Covid-19 and US Racial Inequality

Doctoral student Meg Guilford on trying to write a dissertation during the Covid-19 pandemic and the George Floyd killing-inspired riots:

Sadly, it took the extrajudicial killing of yet another unarmed black man at the hands of the police for me to find my voice about finishing a dissertation under quarantine during a pandemic. I have considered whether or not I should write something every day since my quarantine began on March 16th but could never nail down what that would actually accomplish. It wasn’t important or noteworthy that I was neither mentally prepared nor had the infrastructure in place to write extensively and exclusively from home.
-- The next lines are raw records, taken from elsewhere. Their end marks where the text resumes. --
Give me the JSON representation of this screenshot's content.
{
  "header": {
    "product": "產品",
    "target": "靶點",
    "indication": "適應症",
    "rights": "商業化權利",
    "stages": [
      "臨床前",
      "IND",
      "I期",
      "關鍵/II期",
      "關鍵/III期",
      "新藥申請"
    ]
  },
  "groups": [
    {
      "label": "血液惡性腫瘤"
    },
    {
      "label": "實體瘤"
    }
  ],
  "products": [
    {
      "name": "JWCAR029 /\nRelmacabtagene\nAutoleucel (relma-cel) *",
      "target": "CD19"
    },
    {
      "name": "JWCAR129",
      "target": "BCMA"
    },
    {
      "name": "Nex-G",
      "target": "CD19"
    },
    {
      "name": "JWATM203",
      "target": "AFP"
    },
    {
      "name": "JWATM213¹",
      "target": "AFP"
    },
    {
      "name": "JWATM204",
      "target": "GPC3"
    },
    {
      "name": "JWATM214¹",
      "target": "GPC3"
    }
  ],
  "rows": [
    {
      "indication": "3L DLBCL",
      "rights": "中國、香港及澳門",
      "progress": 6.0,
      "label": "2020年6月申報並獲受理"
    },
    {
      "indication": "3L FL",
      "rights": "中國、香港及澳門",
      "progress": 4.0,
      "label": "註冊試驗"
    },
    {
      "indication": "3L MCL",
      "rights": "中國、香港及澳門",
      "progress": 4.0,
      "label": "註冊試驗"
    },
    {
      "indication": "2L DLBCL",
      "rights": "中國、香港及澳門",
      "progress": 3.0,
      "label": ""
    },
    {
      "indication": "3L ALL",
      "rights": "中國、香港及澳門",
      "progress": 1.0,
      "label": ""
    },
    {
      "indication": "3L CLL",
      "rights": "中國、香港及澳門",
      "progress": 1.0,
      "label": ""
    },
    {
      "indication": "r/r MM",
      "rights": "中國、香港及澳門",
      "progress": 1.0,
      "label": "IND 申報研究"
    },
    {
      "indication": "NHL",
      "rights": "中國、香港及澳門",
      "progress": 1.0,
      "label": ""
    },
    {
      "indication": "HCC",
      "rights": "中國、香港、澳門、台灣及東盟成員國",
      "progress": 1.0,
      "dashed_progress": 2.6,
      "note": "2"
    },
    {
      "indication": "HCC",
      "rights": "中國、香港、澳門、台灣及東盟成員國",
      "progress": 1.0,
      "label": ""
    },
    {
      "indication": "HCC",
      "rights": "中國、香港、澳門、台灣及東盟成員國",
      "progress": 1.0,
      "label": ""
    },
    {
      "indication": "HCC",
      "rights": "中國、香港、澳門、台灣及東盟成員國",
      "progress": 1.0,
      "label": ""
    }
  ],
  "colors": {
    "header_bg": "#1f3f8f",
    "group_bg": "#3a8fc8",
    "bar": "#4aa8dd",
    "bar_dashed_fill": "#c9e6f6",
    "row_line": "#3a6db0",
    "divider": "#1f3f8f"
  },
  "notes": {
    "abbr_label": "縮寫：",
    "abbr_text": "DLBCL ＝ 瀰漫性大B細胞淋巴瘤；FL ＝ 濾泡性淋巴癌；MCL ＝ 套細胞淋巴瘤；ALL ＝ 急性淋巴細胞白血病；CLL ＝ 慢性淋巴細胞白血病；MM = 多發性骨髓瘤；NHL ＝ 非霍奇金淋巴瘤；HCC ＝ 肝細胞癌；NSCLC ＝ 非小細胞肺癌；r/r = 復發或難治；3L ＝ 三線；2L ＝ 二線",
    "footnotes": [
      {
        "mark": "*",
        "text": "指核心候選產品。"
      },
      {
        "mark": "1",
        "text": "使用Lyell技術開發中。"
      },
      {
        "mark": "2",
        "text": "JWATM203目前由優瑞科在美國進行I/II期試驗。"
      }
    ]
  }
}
It wasn’t important or noteworthy that I was under veritable house arrest because contracting COVID-19 with a compromised immune system could kill me.

And yet, the environment in which the expectations of academia are entirely divorced from the realities in which so many students exist is both important and noteworthy.

Research Program

Monday Links

An America uprising.

The chaos makes sense.

SpaceX launched two astronauts – changing spaceflight forever.

Christo, RIP.

We wasted our chance for a quick economic recovery.

America’s social contract is broken.

It’s time to listen to the doomsday planners.

The US military is monitoring protests in 7 states.

How COVID-19 affected American schools.

How not to do platform regulation.

Research Program

Friday Links

  1. Surviving the pandemic, reading Late Victorian Holocausts.
  2. Trump’s social media executive order is just for show.
  3. Building a modern military: the force meets geopolitical realities.
  4. The Good Web Project.
  5. Why the United States will need a new foreign policy in 2020.
  6. How innovation works, with Matt Ridley.
  7. The wealth of generations, with special attention to the millennials.
  8. The end of the backlash to big tech.
  9. Can Christopher Nolan save the summer?
  10. There is only one way we can prevent economic ruin.
Research Program

Thursday Links

  1. Tyler Cowen reviews Stephanie Kelton’s MMT book The Deficit Myth.
  2. Could Donald Trump be re-elected by a major economic turnaround?
  3. Companies reducing their reliance on China must deal with currency volatility.
  4. US says Hong Kong is no longer autonomous from China.
  5. How Estonia has moved its government services online.
  6. Will the US face an arms race with Russia and China?
  7. The right-wing legal network now pushing conspiracy theories.
  8. A graduate student solves the epic Conway Knot problem.
  9. What will post-pandemic warfare look like?
  10. Calculating the costs of declining industries.